Last, but certainly not least, the Swan & Dolphin properties are no longer being served by official Disney Buses. The local taxi conglomerate, Mears Taxi, has taken over. They are on different schedules and drop off in different locations than all the other Disney Buses.
There are a lot of different boat services offered as part of the Walt Disney World Transportation system. While all boats are accessible to the public, some are larger – serving crowds transferring from the TTC to Magic Kingdom. Others, are far smaller and are designed to provide transportation for hotel guests to access both the parks and Disney Springs. They are all open-air and have reduced capacity to support social distancing.
Just prior to COVID-19, WDW Resort rolled out the Disney Skyliner, a network of gondola lines connecting some of the WDW Resort hotels and theme parks. This is the newest addition to the Walt Disney World transportation network.
Parks that have Disney Skyliner stops are EPCOT and Disney’s Hollywood Studios. The WDW Resort hotels that have stops are:
- Beach Club Resort
- Yacht Club Resort
- BoardWalk Inn
- Riviera Resort
- Caribbean Beach Resort
- Pop Century Resort
- Art of Animation Resort
The Skyliners hold 6-8 people and are handicap accessible. Even before COVID, they would load cars by separate parties, so there is no issue with being paired with those not in your group.
Sadly, the popular MinnieVan ride share service powered by Lyft and GM was ended after the March 2020 shutdown. While it was more expensive than regular rideshare services because they were driven by Cast Members and considered Disney Transportation, it was great to get picked up and dropped off in more convenient locations.
Almost all parks have fully completed and updated ride share areas. Rideshare apps will show you where the dedicated pickup areas are located, similar to airports or arenas. Magic Kingdom still requires you to transit through the TTC.
Disney’s Magical Express
Disney’s legacy airport transportation system at MCO has changed slightly, in that you now have to pick up your luggage, rather than have it “magically” transport to your hotel room. Fear not – after you check-in to be assigned to your motorcoach and give your bags to the driver, they will be taken to your room for you.
When you depart, fewer shuttles are running, so you may have more time to wait at the airport than you are used to. They have also discontinued the complimentary airline check-in service for your return flight.
In January 2020, Walt Disney World announced that the Magical Express would permanently end on December 31, 2021.
If you’re driving to the parks, there are no trams running to help save you the walk. While there aren’t nearly as many cars as there usually are, the parking is still socially distant. If you arrive after 2 or 3pm, rather than being directed to the back of the lot, ask if you can drive up to the front, and almost always find a spot of someone who has left early.

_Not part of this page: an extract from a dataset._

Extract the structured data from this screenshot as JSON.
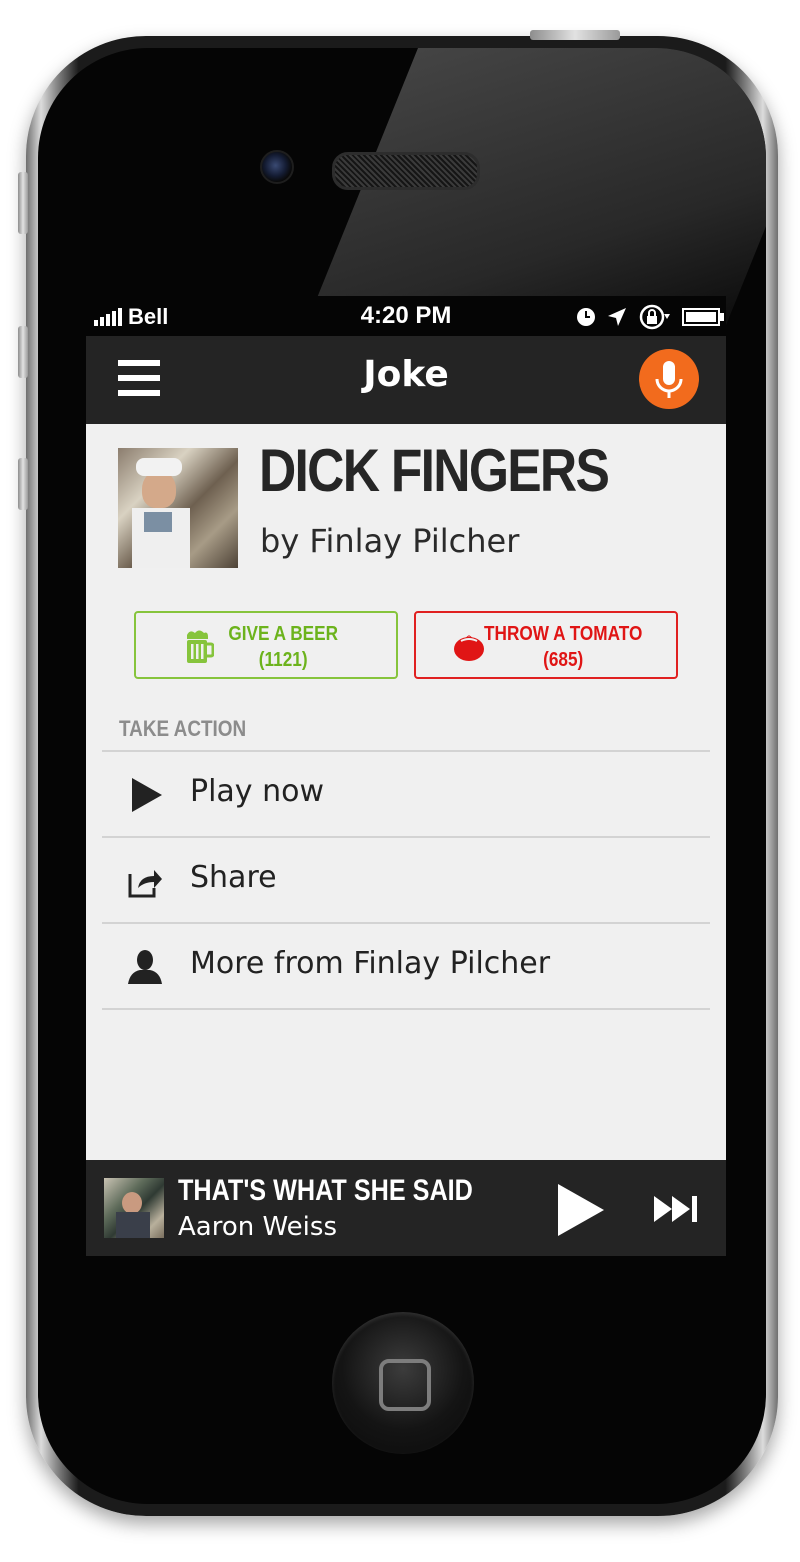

The most complicated parking lot to time is at Disney’s Hollywood Studios. They won’t let cars start lining up at the gates until 8:50 am. If you time it too early, they’ll force you to turn around. Then, by the time you do a full four-leaf clover, you’ll be at the back of the line. This can impact your ability to effectively rope drop this park.
Disney Springs Parking

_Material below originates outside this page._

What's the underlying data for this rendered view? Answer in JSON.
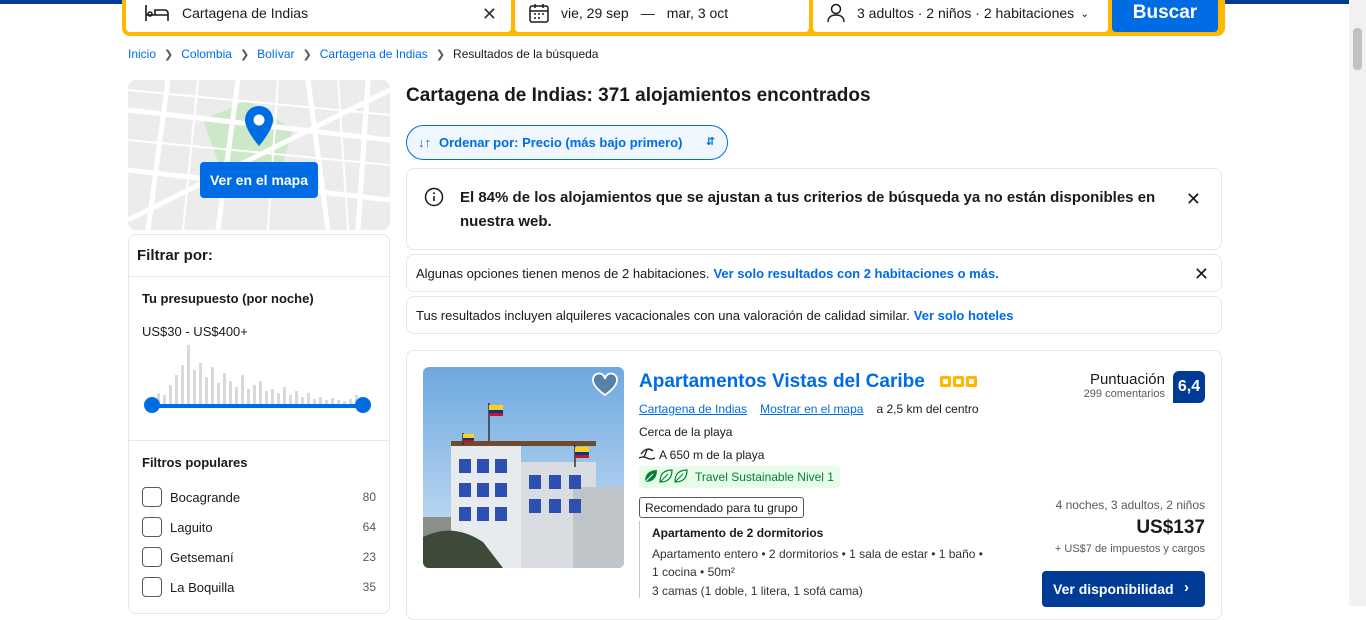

The only parking lots open to guests are the two main garages: Orange & Lime. Lime is only accessible if you are driving southbound from Lake Buena Vista Dr. When arriving from any of the parks, the south, or EPCOT hotels, you will be forced to park in Orange.
You have to park in these garages because you must be screened for temperature and ensure you have a mask.

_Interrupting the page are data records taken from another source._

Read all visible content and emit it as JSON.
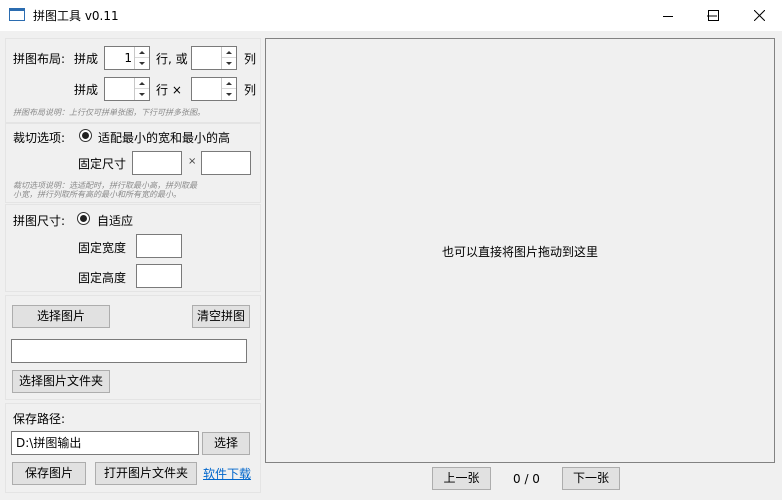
{
  "window": {
    "title": "拼图工具 v0.11",
    "controls": [
      "minimize-icon",
      "maximize-icon",
      "close-icon"
    ]
  },
  "layout_group": {
    "label": "拼图布局:",
    "row1": {
      "prefix": "拼成",
      "value": "1",
      "mid": "行, 或",
      "value2": "",
      "suffix": "列"
    },
    "row2": {
      "prefix": "拼成",
      "value": "",
      "mid": "行 ×",
      "value2": "",
      "suffix": "列"
    },
    "note": "拼图布局说明：上行仅可拼单张图，下行可拼多张图。"
  },
  "crop_group": {
    "label": "裁切选项:",
    "radio_label": "适配最小的宽和最小的高",
    "fixed_label": "固定尺寸",
    "width_value": "",
    "times": "×",
    "height_value": "",
    "note_line1": "裁切选项说明：选适配时，拼行取最小高，拼列取最",
    "note_line2": "小宽，拼行列取所有高的最小和所有宽的最小。"
  },
  "size_group": {
    "label": "拼图尺寸:",
    "radio_label": "自适应",
    "width_label": "固定宽度",
    "width_value": "",
    "height_label": "固定高度",
    "height_value": ""
  },
  "image_group": {
    "select_images": "选择图片",
    "clear": "清空拼图",
    "path_value": "",
    "select_folder": "选择图片文件夹"
  },
  "save_group": {
    "label": "保存路径:",
    "path_value": "D:\\拼图输出",
    "browse": "选择",
    "save": "保存图片",
    "open_folder": "打开图片文件夹",
    "download_link": "软件下载"
  },
  "preview": {
    "hint": "也可以直接将图片拖动到这里",
    "prev": "上一张",
    "counter": "0 / 0",
    "next": "下一张"
  }
}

Valet Parking is currently not available.
Ride Share has been moved around and is in two different locations, based on the service you choose. Follow the rideshare apps information on their map for the most accurate pickup locations.